----- Exercise data -----
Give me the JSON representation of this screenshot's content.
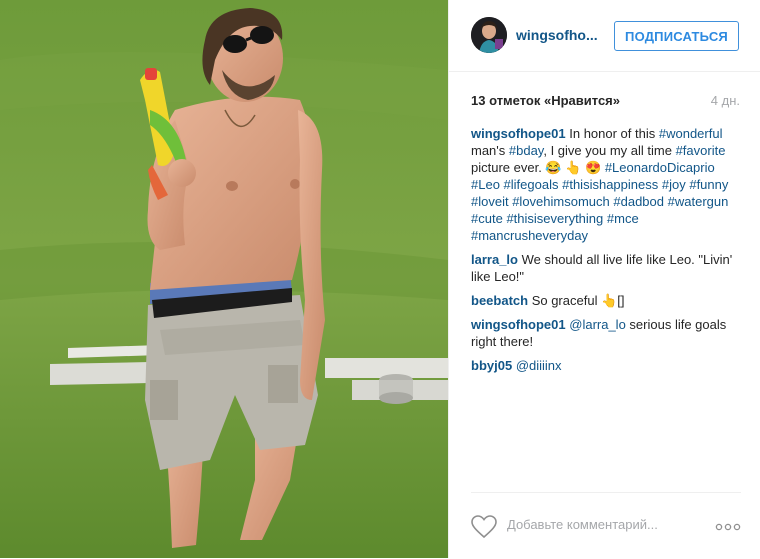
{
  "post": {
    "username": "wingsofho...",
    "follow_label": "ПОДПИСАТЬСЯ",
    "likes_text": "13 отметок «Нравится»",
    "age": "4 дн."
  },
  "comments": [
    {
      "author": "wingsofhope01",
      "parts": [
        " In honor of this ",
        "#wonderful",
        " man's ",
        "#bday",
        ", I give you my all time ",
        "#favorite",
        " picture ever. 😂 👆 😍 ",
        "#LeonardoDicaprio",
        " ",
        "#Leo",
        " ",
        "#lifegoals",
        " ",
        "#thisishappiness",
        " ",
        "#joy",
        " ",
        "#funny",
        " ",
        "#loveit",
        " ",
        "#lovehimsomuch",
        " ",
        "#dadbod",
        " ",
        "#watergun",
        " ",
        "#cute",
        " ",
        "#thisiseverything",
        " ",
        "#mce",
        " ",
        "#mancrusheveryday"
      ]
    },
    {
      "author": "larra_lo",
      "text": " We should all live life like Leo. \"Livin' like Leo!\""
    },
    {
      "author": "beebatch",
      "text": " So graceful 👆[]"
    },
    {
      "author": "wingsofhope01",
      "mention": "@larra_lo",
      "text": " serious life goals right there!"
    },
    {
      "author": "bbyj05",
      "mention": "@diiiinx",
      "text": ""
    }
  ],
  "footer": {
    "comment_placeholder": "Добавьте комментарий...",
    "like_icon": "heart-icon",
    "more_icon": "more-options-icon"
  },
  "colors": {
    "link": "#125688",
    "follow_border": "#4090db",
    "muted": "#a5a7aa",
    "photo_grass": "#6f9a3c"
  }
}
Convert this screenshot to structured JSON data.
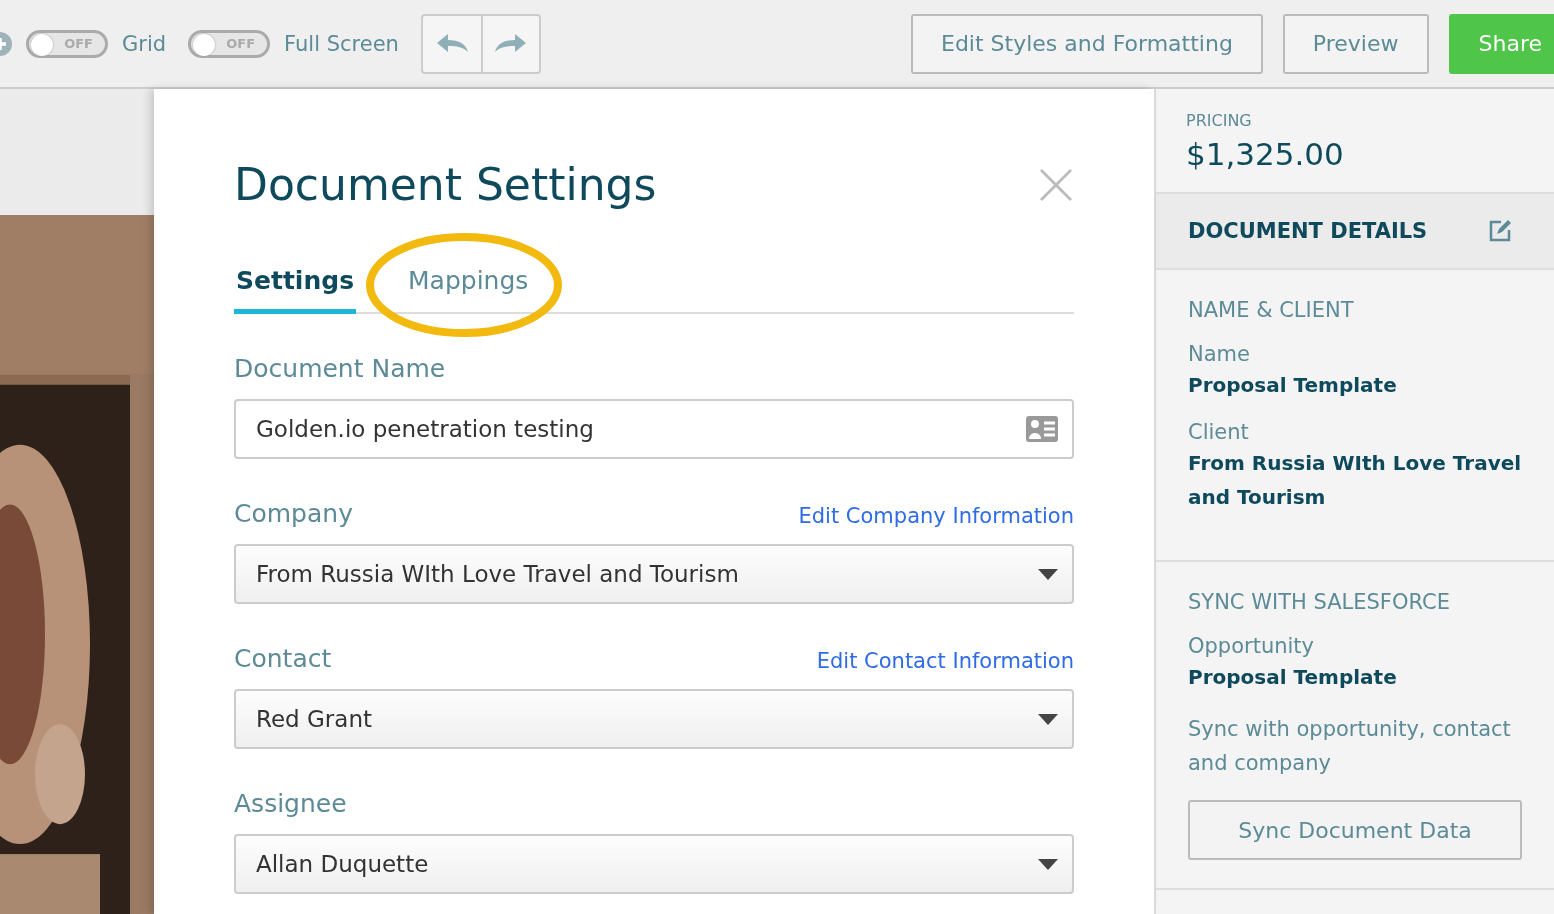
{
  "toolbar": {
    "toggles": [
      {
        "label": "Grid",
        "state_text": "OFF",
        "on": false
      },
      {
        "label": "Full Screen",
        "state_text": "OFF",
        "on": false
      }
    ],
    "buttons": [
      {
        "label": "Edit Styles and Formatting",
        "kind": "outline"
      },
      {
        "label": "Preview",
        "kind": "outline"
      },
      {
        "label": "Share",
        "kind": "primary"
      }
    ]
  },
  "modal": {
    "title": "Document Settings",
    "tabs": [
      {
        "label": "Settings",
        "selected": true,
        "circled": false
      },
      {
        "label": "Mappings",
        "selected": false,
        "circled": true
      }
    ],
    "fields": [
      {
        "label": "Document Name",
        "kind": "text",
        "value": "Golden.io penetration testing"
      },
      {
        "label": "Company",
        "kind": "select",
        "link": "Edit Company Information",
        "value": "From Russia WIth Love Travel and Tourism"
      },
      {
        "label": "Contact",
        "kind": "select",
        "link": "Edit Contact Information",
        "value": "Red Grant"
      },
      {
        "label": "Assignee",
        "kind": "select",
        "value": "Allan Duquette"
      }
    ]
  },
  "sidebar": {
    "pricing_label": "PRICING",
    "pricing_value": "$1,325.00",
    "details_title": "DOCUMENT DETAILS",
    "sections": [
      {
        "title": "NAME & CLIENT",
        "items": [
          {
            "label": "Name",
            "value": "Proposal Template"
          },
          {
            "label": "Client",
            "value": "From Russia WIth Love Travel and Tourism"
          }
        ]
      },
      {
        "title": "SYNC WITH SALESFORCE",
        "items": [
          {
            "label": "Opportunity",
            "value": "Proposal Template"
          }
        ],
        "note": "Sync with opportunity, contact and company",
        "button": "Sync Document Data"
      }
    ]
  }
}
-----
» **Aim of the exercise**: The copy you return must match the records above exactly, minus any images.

» **Written answer**:
Give me the JSON representation of this screenshot's content.
{
  "post": {
    "username": "wingsofho...",
    "follow_label": "ПОДПИСАТЬСЯ",
    "likes_text": "13 отметок «Нравится»",
    "age": "4 дн."
  },
  "comments": [
    {
      "author": "wingsofhope01",
      "parts": [
        " In honor of this ",
        "#wonderful",
        " man's ",
        "#bday",
        ", I give you my all time ",
        "#favorite",
        " picture ever. 😂 👆 😍 ",
        "#LeonardoDicaprio",
        " ",
        "#Leo",
        " ",
        "#lifegoals",
        " ",
        "#thisishappiness",
        " ",
        "#joy",
        " ",
        "#funny",
        " ",
        "#loveit",
        " ",
        "#lovehimsomuch",
        " ",
        "#dadbod",
        " ",
        "#watergun",
        " ",
        "#cute",
        " ",
        "#thisiseverything",
        " ",
        "#mce",
        " ",
        "#mancrusheveryday"
      ]
    },
    {
      "author": "larra_lo",
      "text": " We should all live life like Leo. \"Livin' like Leo!\""
    },
    {
      "author": "beebatch",
      "text": " So graceful 👆[]"
    },
    {
      "author": "wingsofhope01",
      "mention": "@larra_lo",
      "text": " serious life goals right there!"
    },
    {
      "author": "bbyj05",
      "mention": "@diiiinx",
      "text": ""
    }
  ],
  "footer": {
    "comment_placeholder": "Добавьте комментарий...",
    "like_icon": "heart-icon",
    "more_icon": "more-options-icon"
  },
  "colors": {
    "link": "#125688",
    "follow_border": "#4090db",
    "muted": "#a5a7aa",
    "photo_grass": "#6f9a3c"
  }
}
Convert this screenshot to structured JSON data.
{
  "toolbar": {
    "toggles": [
      {
        "label": "Grid",
        "state_text": "OFF",
        "on": false
      },
      {
        "label": "Full Screen",
        "state_text": "OFF",
        "on": false
      }
    ],
    "buttons": [
      {
        "label": "Edit Styles and Formatting",
        "kind": "outline"
      },
      {
        "label": "Preview",
        "kind": "outline"
      },
      {
        "label": "Share",
        "kind": "primary"
      }
    ]
  },
  "modal": {
    "title": "Document Settings",
    "tabs": [
      {
        "label": "Settings",
        "selected": true,
        "circled": false
      },
      {
        "label": "Mappings",
        "selected": false,
        "circled": true
      }
    ],
    "fields": [
      {
        "label": "Document Name",
        "kind": "text",
        "value": "Golden.io penetration testing"
      },
      {
        "label": "Company",
        "kind": "select",
        "link": "Edit Company Information",
        "value": "From Russia WIth Love Travel and Tourism"
      },
      {
        "label": "Contact",
        "kind": "select",
        "link": "Edit Contact Information",
        "value": "Red Grant"
      },
      {
        "label": "Assignee",
        "kind": "select",
        "value": "Allan Duquette"
      }
    ]
  },
  "sidebar": {
    "pricing_label": "PRICING",
    "pricing_value": "$1,325.00",
    "details_title": "DOCUMENT DETAILS",
    "sections": [
      {
        "title": "NAME & CLIENT",
        "items": [
          {
            "label": "Name",
            "value": "Proposal Template"
          },
          {
            "label": "Client",
            "value": "From Russia WIth Love Travel and Tourism"
          }
        ]
      },
      {
        "title": "SYNC WITH SALESFORCE",
        "items": [
          {
            "label": "Opportunity",
            "value": "Proposal Template"
          }
        ],
        "note": "Sync with opportunity, contact and company",
        "button": "Sync Document Data"
      }
    ]
  }
}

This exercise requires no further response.